So you have just finished creating the perfect resume and now need an effective cover letter to go with it. Everyone knows that writing a great cover letter for a resume is extremely important. In fact, the entire purpose of the cover letter is to sell your qualifications enough to get you an interview, but there are a lot of little tricks that you can use to increase the chances of the employer actually calling you.
A cover letter is essentially a marketing ad designed to sell your qualifications to an employer. So where can we go to learn more about what works in a marketing advertisement? We actually get an endless stream of highly refined marketing ads sent right to our mailbox. Yes, we can actually learn something from the junk mail that we get every day. A lot of research goes into crafting the messages in junk mail, so why shouldn't we take advantage of some of this research and put it to some good use?
If you take some time and study your junk mail, you will see several things in common. Don't worry, others have studied it for you so you don't have to worry about doing this yourself. One thing you will notice about junk mail is that the vast majority have some sort of postscript (PS) at the end. This is because research has shown that people will more likely read the PS at the end of a letter than any other part of it. Clearly we can apply this technique to a cover letter.

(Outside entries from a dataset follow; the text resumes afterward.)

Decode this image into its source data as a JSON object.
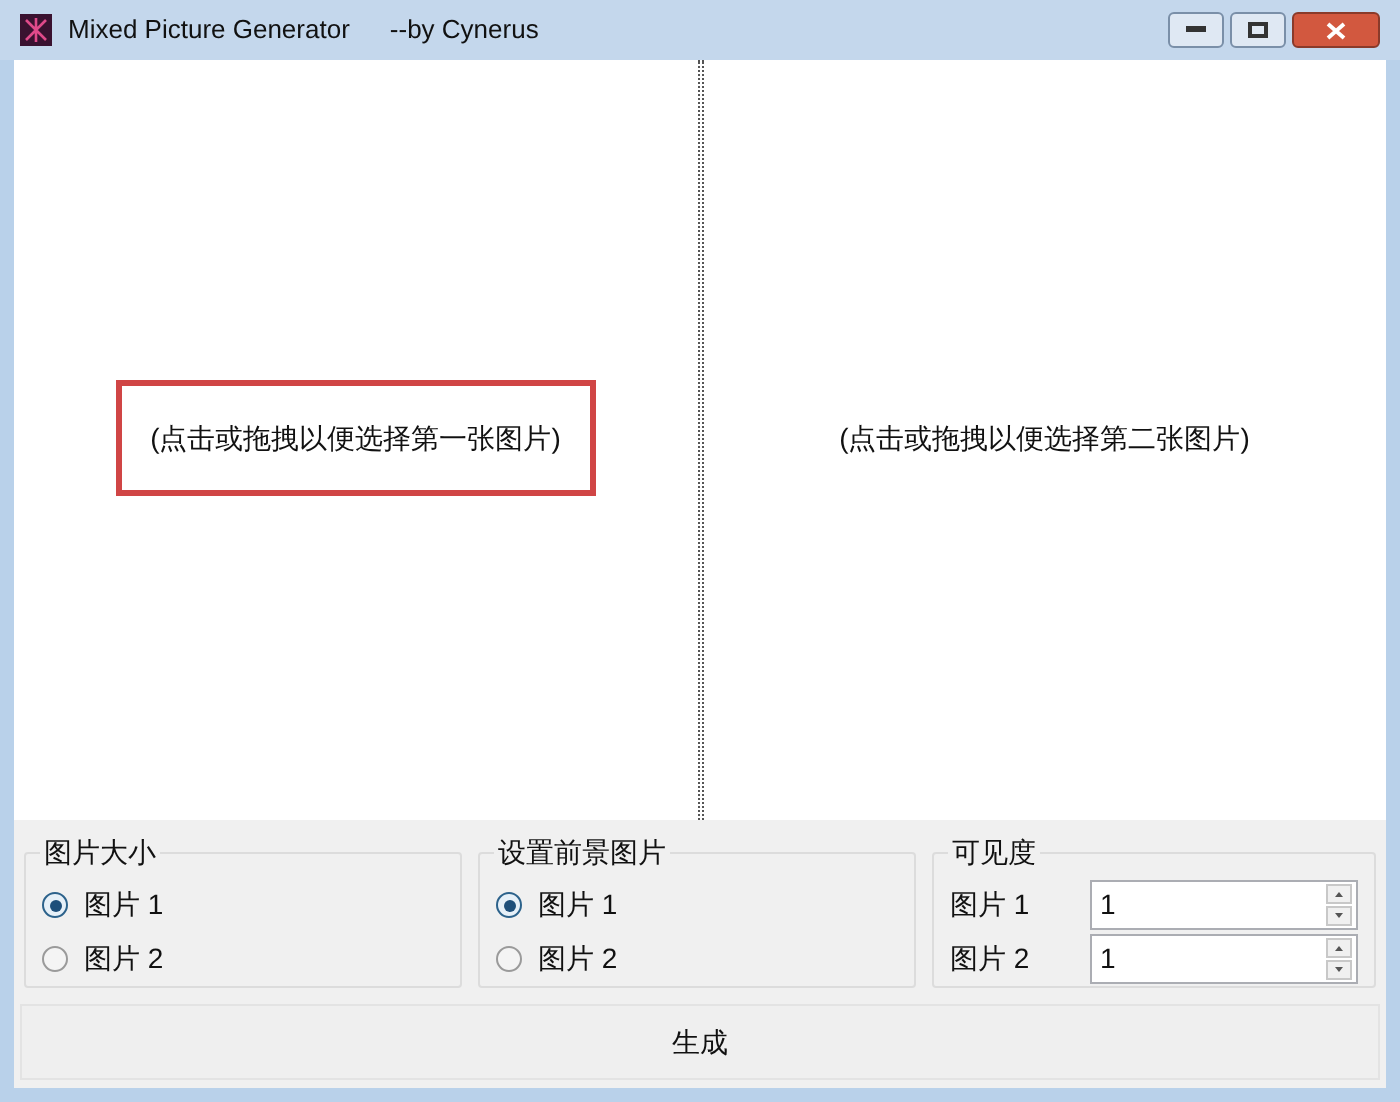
{
  "window": {
    "title": "Mixed Picture Generator",
    "subtitle": "--by Cynerus"
  },
  "panes": [
    {
      "hint": "(点击或拖拽以便选择第一张图片)",
      "highlighted": true
    },
    {
      "hint": "(点击或拖拽以便选择第二张图片)",
      "highlighted": false
    }
  ],
  "groups": [
    {
      "kind": "radio",
      "title": "图片大小",
      "options": [
        {
          "label": "图片 1",
          "selected": true
        },
        {
          "label": "图片 2",
          "selected": false
        }
      ]
    },
    {
      "kind": "radio",
      "title": "设置前景图片",
      "options": [
        {
          "label": "图片 1",
          "selected": true
        },
        {
          "label": "图片 2",
          "selected": false
        }
      ]
    },
    {
      "kind": "spin",
      "title": "可见度",
      "fields": [
        {
          "label": "图片 1",
          "value": "1"
        },
        {
          "label": "图片 2",
          "value": "1"
        }
      ]
    }
  ],
  "generate_button": "生成"
}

Now that we know that a cover letter should have a postscript at the end, what should we put in it? Again, we can gain some insights on this by looking at marketing ads. Effective marketing ads always tell the reader what action they should take. Many letters are weak on the "call to action" statement. A cover letter should be specific on the action you want the reader to take. So for your letter, you can briefly reiterate your qualifications and politely request that the reader call you for an interview to further discuss employment opportunities. You can also state that you will follow-up in a few days with a phone call. This will demonstrate that you are motivated and on top of things.

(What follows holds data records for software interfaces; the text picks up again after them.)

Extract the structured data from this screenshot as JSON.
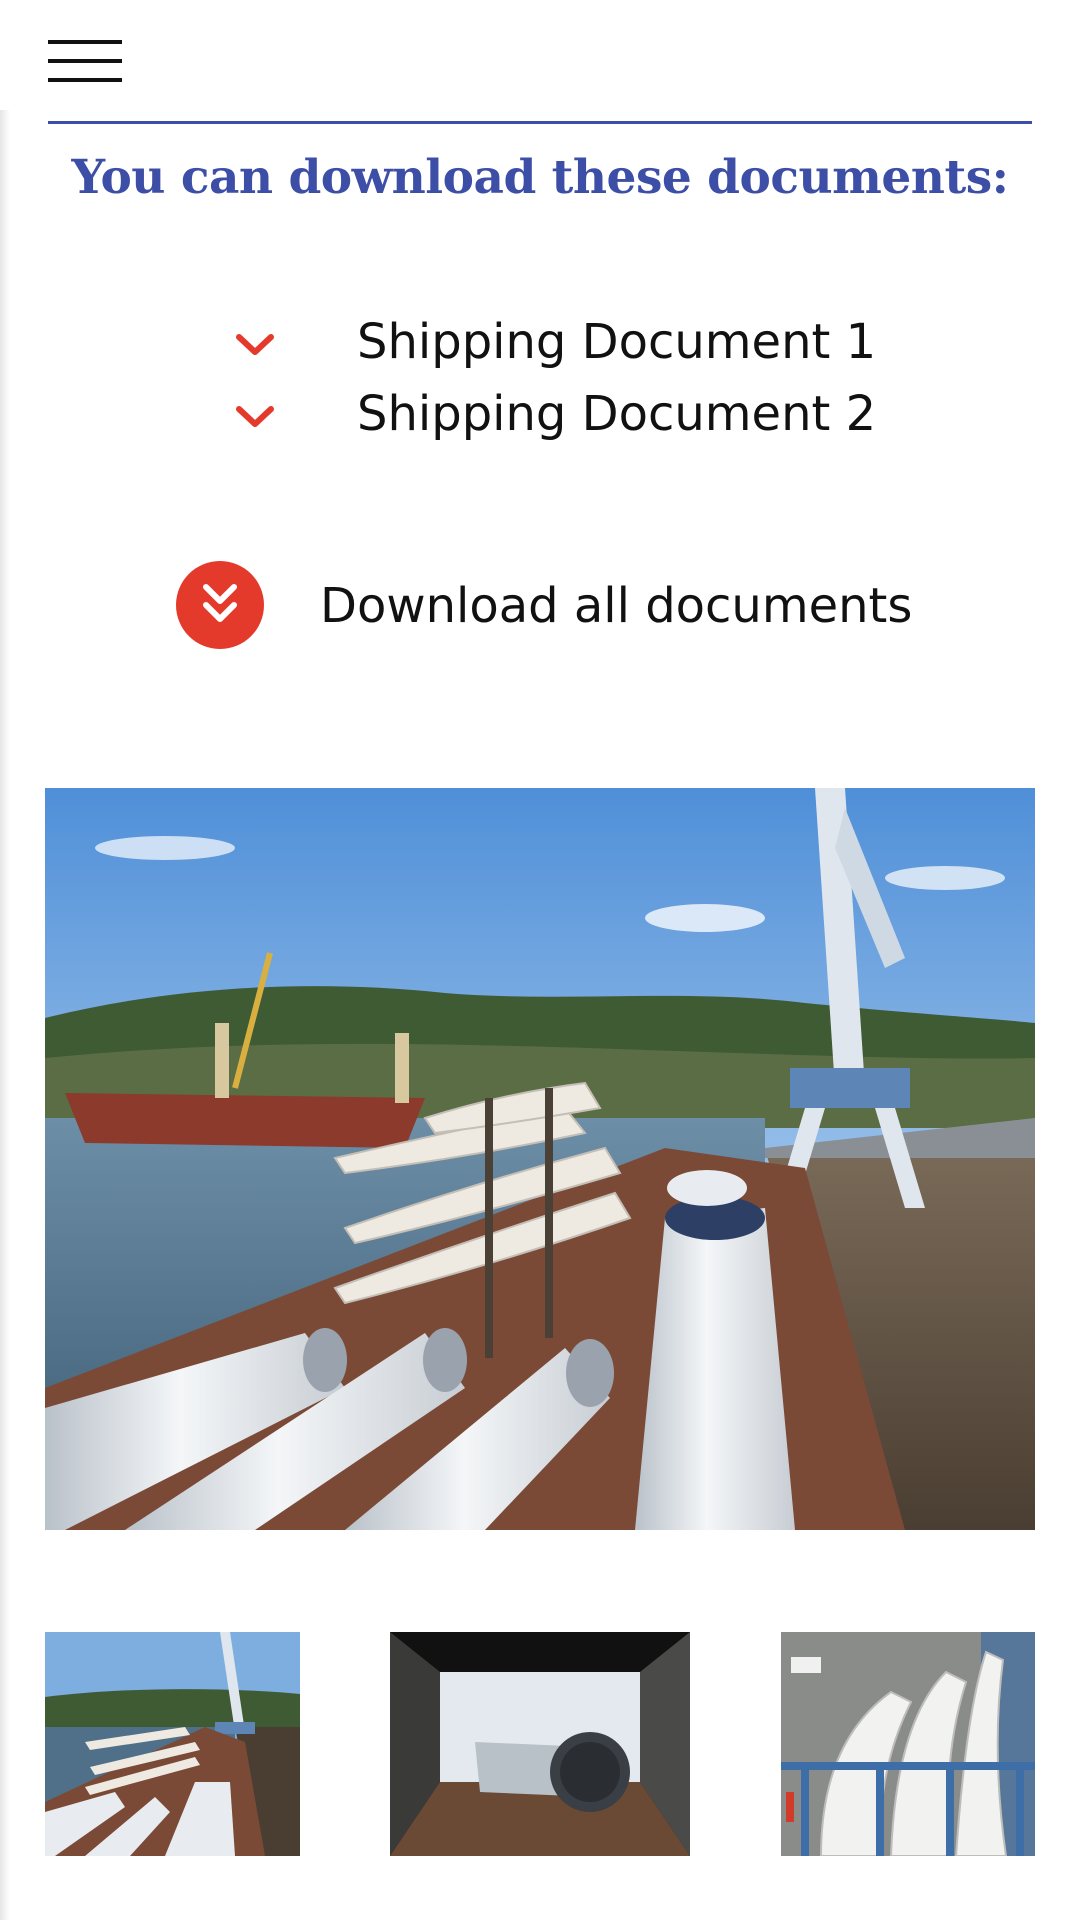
{
  "header": {
    "menu_icon": "hamburger-menu-icon",
    "rule_color": "#3d4ea6"
  },
  "main": {
    "heading": "You can download these documents:",
    "heading_color": "#3d4ea6",
    "documents": [
      {
        "label": "Shipping Document 1",
        "icon": "chevron-down-icon"
      },
      {
        "label": "Shipping Document 2",
        "icon": "chevron-down-icon"
      }
    ],
    "download_all": {
      "label": "Download all documents",
      "icon": "double-chevron-down-icon",
      "accent_color": "#e33a2b"
    }
  },
  "gallery": {
    "hero": "port-wind-turbine-cargo-photo",
    "thumbnails": [
      "port-wind-turbine-cargo-thumbnail",
      "ship-hold-tank-thumbnail",
      "turbine-blades-deck-thumbnail"
    ]
  }
}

There is one other really simple, yet effective thing we can learn from the marketing experts. Studies have shown that a signature signed with blue ink gets more responses from the reader than any other color. So instead of signing your expertly crafted cover letter with whatever pen you have lying around, you should look for your blue pen to maximize the effectiveness of your message.
Imagine on your next vacation you get to try out any dream job anywhere that you want. Charter fishing boat Captain, Surfing Instructor in Hawaii or Underwater Marine Photographer imagine the possibilities. Think about what a great idea this would be to give it a tryout before you leave your current secure employer. After all how will you really know the real truth about your dream job until you give it a go yourself? For a while when I was younger I had the itch to be a Chef in a fine dining restaurant. That was before I took on a job at a restaurant called Bell’s Farm Steak House a local RI favorite while I was going to college at Bryant.
As I worked my first month as a waiter I had a lot of contact with the kitchen. I could see the tremendous pressure the Chef was under to pump out the food. Dishes had to be perfect, hot and look great all at the same time. In addition all the diners would generally come in all at once, so the kitchen would get buried with orders shortly after. If that pressure wasn’t enough, the banquet side of the house used the same kitchen and Chef. While working there I learned the real truth about the late night hours, extreme stress and the hot humid working environment you can’t escape from. That one was crossed off my list fast.
So how could you try out any dream job your heart desires? Simple really use a targeted resume with a professional introduction letter (cover letter) offering your services for free in exchange for a mentoring opportunity from your target. In case that first attempt does not work you can offer to exchange any other valuable services or products that might work. If you are an Artist, you might be able to exchange one of your oil paintings you would normally sell anyway. As a final resort you could always offer money too. You could try doing a little background research on your target and find a passion which might induce cooperation. If your would be mentor is a big golfing fan you could send him a weeks free membership certificate to a great golf course.
Even at my former employer Bell’s Farm Steak house in Smithfield, RI it was fairly routine for our Chef Dave to host future Chef candidates from Johnson & Wales University, a local culinary college.
They simply exchanged their free labor for a two week mentoring opportunity from a superb Chef. It helped keep down labor costs, and the better performers in the program where actually hired on. Wouldn’t it be the same with virtually any other profession? My advice is to take one small step towards living your dream right now and write up a great cover letter. Make an outline first with the ultimate goal in mind. If words are not your forte’ you can always hire a writer. Remember researching your target helps increase your success rate.
By the way, I happen to know this works well since this is exactly how I started my mortgage career way back when. Good Luck!